I think if we want teens to read, we have to respect the diversity of lifestyles that exist out there.  They are not all growing up in cookie cutter homes.  Just like the rest of the population, there is a tremendous diversity in how they live and love and think and feel and, yes, speak.  Our collections must reflect this diversity.  We must also remember that part of the value in reading is in helping the teens understand lives outside their own and develop empathy; thus, teens step into the shoes of main characters different from them and experience what it is like to grow up in homes and communities different than their own.
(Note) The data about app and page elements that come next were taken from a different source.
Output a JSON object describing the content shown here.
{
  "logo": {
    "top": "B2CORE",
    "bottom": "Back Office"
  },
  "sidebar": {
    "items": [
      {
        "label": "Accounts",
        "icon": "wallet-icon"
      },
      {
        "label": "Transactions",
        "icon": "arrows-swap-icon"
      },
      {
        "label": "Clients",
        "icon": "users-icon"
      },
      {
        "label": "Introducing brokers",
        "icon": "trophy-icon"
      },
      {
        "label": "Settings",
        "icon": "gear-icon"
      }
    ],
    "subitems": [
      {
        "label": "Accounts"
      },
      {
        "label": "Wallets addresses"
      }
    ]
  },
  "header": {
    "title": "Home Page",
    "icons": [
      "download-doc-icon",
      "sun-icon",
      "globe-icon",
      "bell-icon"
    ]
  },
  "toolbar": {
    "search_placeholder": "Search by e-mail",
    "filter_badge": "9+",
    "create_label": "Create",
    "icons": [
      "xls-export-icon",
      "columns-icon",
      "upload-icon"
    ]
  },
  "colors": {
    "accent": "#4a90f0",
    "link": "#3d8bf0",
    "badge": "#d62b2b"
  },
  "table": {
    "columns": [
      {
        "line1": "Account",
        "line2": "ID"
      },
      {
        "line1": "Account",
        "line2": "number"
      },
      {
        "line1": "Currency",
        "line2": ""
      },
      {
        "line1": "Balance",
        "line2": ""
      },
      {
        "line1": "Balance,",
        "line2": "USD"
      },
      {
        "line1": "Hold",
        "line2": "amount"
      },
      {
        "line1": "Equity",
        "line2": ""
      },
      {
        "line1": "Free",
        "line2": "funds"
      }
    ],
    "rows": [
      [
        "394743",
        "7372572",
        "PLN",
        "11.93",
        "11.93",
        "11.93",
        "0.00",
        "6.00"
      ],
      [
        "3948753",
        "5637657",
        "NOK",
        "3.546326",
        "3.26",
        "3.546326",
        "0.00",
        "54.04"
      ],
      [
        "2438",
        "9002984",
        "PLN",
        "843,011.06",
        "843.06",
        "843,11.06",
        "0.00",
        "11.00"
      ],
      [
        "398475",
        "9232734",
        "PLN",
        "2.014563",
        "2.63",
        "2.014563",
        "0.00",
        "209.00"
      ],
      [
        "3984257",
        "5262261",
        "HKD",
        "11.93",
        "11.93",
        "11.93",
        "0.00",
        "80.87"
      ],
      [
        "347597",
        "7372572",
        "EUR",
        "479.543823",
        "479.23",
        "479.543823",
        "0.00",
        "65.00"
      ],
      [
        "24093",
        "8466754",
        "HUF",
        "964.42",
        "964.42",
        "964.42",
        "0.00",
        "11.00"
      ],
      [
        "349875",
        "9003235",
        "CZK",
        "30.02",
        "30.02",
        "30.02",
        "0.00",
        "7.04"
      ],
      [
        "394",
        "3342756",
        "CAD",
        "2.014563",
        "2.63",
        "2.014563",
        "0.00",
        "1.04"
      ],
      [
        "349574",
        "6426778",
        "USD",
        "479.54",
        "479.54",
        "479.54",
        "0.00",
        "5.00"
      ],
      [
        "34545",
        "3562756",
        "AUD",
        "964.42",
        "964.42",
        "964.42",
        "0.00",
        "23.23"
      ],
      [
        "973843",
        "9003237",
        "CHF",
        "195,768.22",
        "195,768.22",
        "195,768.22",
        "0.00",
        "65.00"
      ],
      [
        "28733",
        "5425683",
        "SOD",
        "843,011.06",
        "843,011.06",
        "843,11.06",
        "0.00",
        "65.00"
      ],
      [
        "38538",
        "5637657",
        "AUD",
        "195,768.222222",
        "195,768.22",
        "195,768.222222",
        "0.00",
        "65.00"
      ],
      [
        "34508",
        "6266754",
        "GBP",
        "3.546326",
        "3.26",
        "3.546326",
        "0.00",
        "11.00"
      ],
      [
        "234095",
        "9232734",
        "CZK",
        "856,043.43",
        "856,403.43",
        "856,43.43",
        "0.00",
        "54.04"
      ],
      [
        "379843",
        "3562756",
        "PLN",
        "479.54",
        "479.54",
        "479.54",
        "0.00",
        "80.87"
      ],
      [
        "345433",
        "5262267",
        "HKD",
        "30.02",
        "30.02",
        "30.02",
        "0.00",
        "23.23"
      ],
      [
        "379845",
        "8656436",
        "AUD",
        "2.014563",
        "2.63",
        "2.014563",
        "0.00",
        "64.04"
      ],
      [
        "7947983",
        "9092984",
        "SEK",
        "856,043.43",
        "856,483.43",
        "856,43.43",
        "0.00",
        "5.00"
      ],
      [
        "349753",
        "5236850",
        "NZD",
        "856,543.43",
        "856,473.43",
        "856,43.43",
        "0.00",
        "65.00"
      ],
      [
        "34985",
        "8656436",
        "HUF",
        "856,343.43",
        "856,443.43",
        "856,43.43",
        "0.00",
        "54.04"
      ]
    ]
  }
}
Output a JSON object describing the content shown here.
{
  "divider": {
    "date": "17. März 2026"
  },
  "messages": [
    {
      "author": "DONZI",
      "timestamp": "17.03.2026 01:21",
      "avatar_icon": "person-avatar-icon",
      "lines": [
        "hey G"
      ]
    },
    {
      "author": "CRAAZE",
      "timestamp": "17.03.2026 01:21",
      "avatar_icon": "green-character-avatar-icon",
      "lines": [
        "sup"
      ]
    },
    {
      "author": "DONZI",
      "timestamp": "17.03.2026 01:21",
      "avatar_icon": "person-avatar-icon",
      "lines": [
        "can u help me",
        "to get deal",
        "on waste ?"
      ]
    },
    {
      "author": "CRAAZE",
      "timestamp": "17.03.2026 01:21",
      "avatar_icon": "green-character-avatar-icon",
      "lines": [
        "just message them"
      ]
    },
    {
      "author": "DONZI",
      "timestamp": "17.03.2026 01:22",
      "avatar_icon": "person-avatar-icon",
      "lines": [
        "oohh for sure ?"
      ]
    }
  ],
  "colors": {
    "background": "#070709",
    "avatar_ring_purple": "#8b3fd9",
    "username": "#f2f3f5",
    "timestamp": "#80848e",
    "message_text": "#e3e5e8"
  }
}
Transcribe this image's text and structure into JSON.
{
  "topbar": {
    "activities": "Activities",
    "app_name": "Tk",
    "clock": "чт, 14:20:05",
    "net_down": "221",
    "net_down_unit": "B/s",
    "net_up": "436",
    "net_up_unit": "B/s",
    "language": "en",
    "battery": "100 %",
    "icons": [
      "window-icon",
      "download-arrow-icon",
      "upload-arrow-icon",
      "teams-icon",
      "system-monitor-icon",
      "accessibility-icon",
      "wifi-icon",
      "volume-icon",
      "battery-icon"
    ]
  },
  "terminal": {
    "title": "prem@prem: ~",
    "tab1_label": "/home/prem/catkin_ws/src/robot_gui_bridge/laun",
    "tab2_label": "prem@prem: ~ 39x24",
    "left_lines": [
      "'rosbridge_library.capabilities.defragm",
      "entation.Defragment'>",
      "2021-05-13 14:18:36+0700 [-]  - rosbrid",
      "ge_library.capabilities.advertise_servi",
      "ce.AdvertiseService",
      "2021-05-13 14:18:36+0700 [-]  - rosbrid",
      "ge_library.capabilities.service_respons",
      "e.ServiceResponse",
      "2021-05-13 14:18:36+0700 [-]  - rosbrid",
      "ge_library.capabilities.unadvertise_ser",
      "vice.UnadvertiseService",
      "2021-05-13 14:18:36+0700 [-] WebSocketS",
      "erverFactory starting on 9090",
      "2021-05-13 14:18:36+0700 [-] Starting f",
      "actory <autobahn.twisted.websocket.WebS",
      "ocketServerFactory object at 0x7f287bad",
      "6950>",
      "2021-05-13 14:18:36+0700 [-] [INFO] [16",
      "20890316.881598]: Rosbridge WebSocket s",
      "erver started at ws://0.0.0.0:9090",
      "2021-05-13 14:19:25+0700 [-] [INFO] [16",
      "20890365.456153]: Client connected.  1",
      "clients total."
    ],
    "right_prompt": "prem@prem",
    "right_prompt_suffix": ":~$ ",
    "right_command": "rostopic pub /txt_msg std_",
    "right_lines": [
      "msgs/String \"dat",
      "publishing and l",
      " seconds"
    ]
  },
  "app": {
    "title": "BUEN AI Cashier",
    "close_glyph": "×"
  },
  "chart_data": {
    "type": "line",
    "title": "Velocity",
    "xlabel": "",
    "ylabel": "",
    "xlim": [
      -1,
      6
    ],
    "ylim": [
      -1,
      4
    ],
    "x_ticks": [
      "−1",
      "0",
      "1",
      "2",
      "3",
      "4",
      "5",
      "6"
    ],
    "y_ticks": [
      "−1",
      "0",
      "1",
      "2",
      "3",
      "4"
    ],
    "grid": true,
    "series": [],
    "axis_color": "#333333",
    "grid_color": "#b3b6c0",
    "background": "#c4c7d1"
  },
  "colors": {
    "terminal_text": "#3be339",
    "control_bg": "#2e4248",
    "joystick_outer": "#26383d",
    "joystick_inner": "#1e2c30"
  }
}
I understand the parental desire to protect your children, I also understand the value of engaging with your teen and helping them to see and understand that the world is a complex place full of a wide variety of people having a wide variety of experiences – some that we couldn’t even imagine.  As we talk to our teens about this, they develop the tools they need to live and thrive in a world that isn’t black and white but full of complex shades of gray.  I think, too, we have to respect our teens and recognize that if a book doesn’t feel right to them, they will stop reading it.  When we respect our teens and value them by providing thoughtful, well rounded collections, we all win.

It’s also important to remember that when we are talking about teens, we are talking about a huge age group: anywhere from around 12 up through 18 years of age.  So when I am working with teens or parents, I always tell them to look at the books before they check them out and note the age of the characters; middle school characters are going to talk the way middle school students do and deal with middle school issues and high school characters are going to talk the way high school characters do and deal with high school issues for the most part.

So what do you think, is there too much profanity in teen fiction?

More:
Research: more swearing in teen novels than video games
Spark Life: Is there too much swearing in teen fiction?
What teens may be learning from swearing in teen fiction
Daily Kos: Rich, beautifyl and popular, fould mouthed characters in teen books have it all
Cursing: Not just for sailors anymore
Censorship